--- LISTED RECORDS ---
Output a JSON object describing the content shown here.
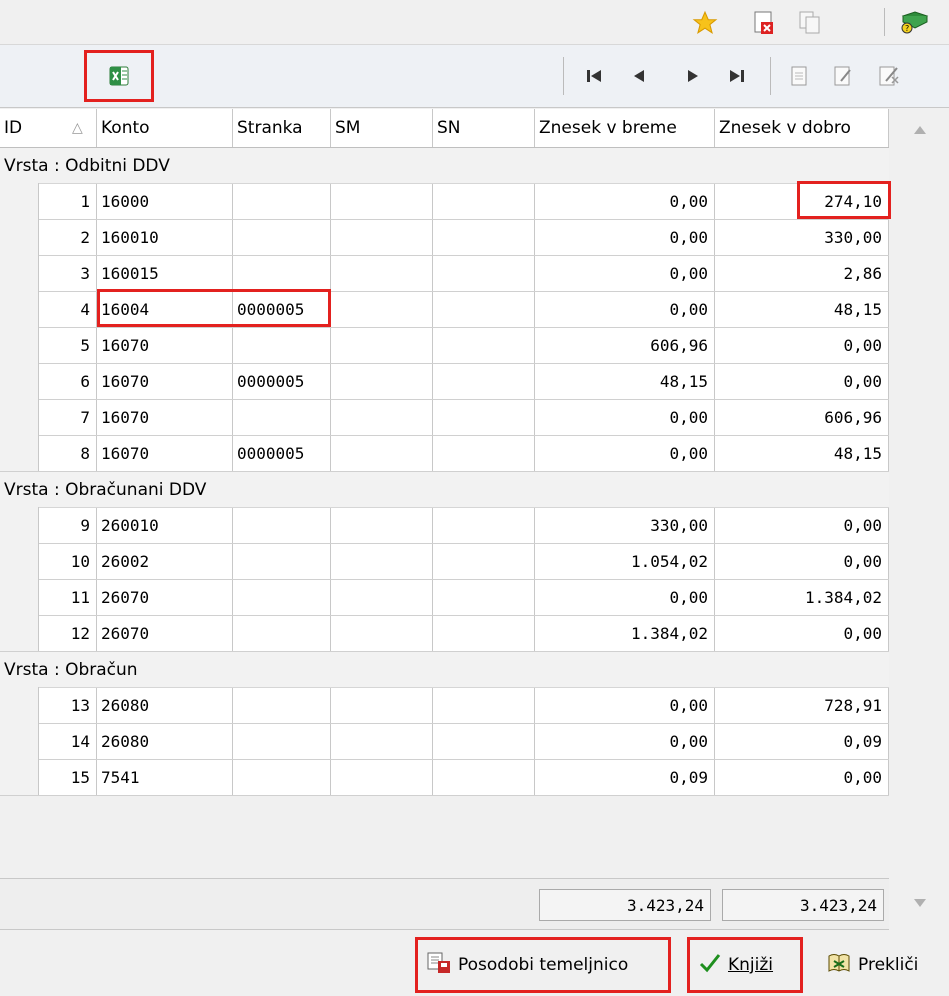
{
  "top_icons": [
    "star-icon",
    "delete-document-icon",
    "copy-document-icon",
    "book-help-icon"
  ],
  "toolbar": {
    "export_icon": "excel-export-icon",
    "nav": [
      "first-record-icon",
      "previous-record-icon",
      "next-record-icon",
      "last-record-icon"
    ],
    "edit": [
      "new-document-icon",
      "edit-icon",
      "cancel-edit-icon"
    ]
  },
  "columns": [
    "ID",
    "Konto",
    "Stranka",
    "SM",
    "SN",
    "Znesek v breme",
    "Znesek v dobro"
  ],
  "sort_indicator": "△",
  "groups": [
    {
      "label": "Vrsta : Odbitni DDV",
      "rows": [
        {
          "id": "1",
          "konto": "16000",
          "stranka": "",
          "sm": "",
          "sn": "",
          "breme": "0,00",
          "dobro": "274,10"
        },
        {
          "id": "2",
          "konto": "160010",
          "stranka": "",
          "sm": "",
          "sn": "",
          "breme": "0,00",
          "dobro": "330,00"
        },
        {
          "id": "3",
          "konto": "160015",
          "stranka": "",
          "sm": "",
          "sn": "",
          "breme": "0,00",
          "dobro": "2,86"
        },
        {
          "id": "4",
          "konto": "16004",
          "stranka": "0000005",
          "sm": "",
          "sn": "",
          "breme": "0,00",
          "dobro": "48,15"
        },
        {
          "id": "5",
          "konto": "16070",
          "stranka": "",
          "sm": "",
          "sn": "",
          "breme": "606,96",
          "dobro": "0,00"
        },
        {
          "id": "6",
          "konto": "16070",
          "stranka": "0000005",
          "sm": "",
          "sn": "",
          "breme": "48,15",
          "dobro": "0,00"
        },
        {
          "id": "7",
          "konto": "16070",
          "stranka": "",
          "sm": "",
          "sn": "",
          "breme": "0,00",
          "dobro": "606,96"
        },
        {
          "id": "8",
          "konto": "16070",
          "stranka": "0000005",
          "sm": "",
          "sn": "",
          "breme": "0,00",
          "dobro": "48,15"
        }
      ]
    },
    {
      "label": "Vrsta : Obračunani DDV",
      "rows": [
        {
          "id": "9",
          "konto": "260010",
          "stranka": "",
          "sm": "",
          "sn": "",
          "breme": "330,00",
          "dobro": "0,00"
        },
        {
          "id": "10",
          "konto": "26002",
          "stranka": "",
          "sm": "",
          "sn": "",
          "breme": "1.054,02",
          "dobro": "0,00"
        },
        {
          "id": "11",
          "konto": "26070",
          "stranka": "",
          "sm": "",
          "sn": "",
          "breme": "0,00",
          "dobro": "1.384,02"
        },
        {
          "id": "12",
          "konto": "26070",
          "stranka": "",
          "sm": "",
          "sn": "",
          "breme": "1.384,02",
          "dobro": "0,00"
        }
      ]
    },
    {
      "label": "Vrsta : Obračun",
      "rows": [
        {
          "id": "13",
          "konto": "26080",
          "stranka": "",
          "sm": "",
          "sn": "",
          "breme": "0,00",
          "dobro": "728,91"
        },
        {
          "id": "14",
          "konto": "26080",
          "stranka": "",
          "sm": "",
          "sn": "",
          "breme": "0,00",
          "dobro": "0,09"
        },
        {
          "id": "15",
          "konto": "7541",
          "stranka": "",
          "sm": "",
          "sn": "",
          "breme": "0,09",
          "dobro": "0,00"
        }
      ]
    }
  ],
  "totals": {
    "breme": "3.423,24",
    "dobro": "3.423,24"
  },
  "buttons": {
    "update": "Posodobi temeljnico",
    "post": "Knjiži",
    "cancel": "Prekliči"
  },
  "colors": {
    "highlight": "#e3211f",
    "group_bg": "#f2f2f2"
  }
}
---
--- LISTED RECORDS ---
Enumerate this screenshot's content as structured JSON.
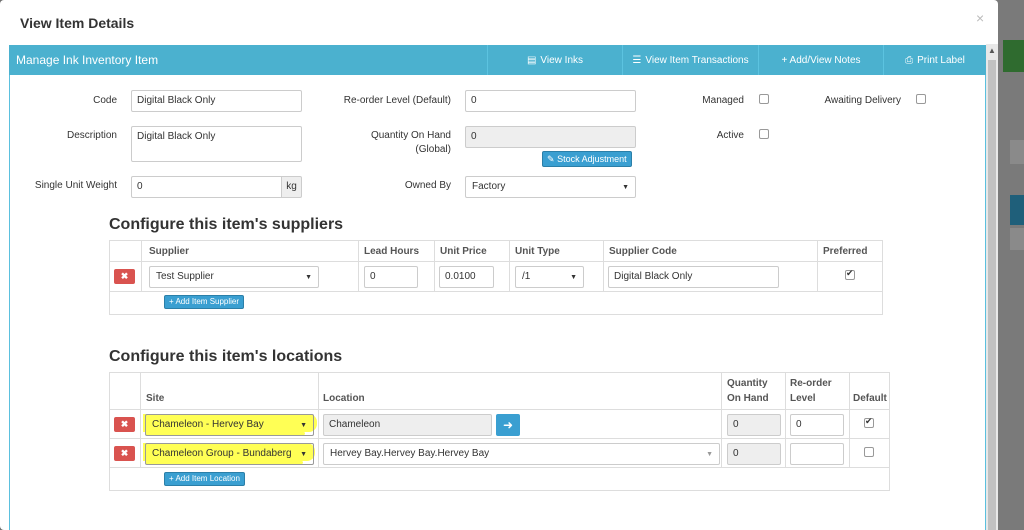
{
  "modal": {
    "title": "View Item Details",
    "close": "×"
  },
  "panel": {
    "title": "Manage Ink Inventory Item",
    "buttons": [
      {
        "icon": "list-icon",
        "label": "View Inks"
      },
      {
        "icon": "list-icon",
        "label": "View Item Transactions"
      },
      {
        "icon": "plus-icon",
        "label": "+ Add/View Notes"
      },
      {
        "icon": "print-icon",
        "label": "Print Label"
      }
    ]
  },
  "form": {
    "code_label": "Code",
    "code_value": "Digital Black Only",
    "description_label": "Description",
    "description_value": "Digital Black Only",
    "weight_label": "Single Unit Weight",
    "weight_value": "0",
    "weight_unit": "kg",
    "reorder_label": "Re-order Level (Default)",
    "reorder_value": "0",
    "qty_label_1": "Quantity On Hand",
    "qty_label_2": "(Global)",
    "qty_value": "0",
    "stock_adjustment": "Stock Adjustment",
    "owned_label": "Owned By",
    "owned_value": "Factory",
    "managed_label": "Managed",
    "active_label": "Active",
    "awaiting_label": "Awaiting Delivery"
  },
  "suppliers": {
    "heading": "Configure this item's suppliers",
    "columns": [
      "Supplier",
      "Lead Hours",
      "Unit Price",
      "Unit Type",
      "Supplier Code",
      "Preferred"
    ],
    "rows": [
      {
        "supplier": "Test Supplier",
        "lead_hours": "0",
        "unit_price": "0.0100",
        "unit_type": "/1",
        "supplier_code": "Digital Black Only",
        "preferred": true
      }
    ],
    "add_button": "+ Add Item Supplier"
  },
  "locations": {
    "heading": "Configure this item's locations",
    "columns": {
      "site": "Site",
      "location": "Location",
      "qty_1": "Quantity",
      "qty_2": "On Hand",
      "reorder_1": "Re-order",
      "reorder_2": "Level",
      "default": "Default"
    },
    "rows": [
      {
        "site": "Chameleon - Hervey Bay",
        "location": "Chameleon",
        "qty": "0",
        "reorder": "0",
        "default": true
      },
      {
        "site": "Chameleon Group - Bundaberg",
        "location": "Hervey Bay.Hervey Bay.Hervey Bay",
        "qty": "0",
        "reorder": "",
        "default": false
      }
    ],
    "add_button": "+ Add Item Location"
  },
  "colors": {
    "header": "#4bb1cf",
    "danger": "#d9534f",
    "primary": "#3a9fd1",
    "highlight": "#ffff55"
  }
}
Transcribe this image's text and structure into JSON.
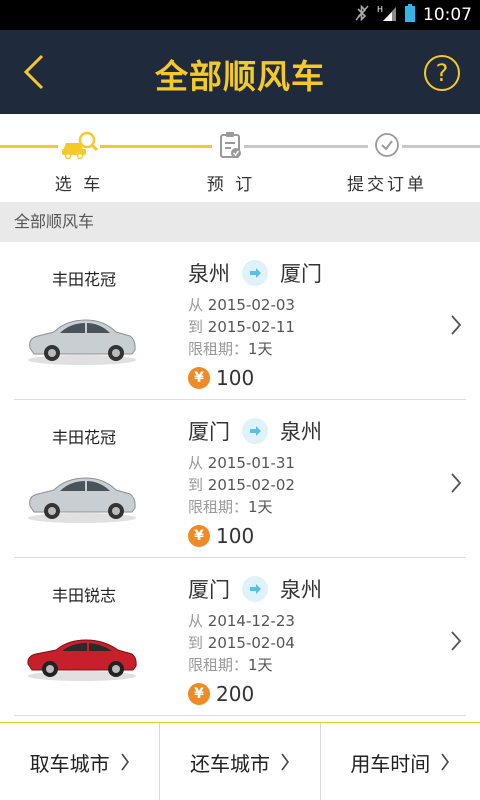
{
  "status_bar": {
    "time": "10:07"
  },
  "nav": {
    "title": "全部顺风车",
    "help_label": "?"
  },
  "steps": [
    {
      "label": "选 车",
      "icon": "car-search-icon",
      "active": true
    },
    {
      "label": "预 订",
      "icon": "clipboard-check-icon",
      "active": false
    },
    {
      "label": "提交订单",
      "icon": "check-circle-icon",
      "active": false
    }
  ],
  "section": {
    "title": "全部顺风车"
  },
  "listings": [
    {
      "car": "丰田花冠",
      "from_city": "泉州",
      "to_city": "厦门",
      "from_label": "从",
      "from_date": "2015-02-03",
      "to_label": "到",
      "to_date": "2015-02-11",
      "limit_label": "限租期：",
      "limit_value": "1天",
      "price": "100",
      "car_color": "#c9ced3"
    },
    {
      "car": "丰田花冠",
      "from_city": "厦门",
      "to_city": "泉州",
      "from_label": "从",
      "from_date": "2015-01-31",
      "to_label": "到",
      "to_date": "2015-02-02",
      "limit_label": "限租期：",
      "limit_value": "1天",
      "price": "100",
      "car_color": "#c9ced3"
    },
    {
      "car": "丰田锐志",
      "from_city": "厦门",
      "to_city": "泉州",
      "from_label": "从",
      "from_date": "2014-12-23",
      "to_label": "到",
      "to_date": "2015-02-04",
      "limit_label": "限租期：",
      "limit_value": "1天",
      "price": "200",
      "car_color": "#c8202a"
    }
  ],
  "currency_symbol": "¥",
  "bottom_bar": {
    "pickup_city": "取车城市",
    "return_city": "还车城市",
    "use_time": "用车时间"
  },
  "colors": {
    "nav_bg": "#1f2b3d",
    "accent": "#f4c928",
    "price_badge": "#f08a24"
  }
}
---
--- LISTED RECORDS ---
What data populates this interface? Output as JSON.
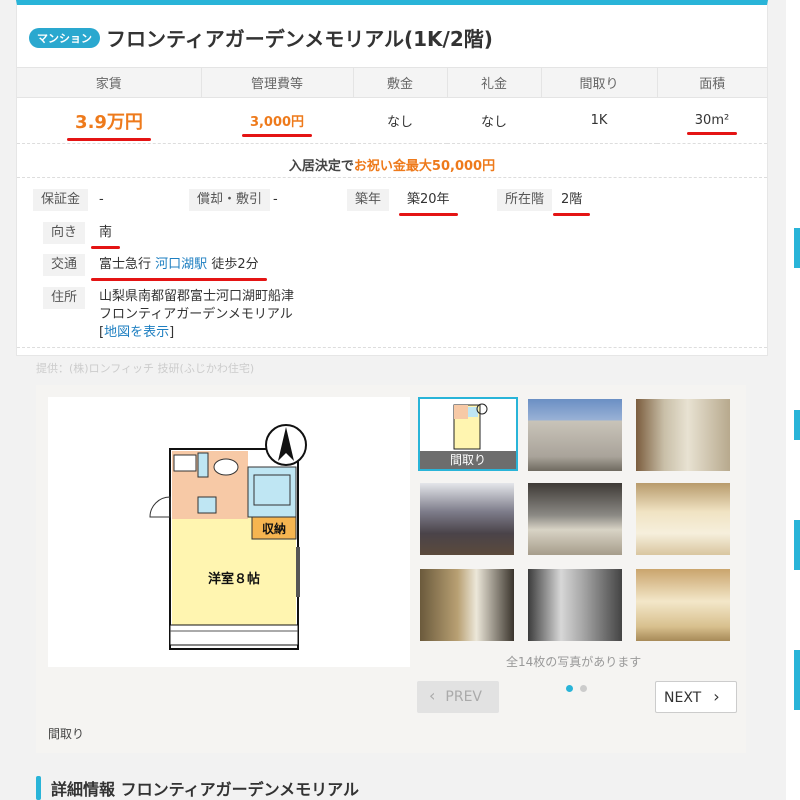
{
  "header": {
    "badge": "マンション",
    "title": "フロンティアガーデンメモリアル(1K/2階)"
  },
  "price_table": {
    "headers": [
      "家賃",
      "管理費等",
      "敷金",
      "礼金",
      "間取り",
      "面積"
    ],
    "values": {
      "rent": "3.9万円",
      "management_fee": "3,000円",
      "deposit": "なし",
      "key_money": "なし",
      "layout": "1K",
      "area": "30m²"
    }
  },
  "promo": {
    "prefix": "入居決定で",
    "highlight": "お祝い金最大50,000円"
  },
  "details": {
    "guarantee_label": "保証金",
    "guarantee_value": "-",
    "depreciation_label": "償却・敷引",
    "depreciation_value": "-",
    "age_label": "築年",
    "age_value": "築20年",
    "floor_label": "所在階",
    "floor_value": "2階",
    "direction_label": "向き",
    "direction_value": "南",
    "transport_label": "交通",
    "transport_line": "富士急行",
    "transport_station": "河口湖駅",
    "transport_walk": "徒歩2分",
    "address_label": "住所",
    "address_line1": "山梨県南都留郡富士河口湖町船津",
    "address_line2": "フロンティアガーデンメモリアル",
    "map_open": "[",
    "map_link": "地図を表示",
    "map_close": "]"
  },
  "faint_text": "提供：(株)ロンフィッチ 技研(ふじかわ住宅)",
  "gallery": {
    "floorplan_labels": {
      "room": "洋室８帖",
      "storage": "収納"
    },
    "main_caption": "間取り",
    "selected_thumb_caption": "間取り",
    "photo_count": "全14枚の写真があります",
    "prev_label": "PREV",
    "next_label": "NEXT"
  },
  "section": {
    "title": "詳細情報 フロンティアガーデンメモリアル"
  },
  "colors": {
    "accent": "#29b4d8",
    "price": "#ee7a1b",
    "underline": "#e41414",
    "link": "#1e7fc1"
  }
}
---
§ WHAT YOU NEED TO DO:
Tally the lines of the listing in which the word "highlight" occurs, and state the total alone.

§ EXERCISE RESPONSE:
3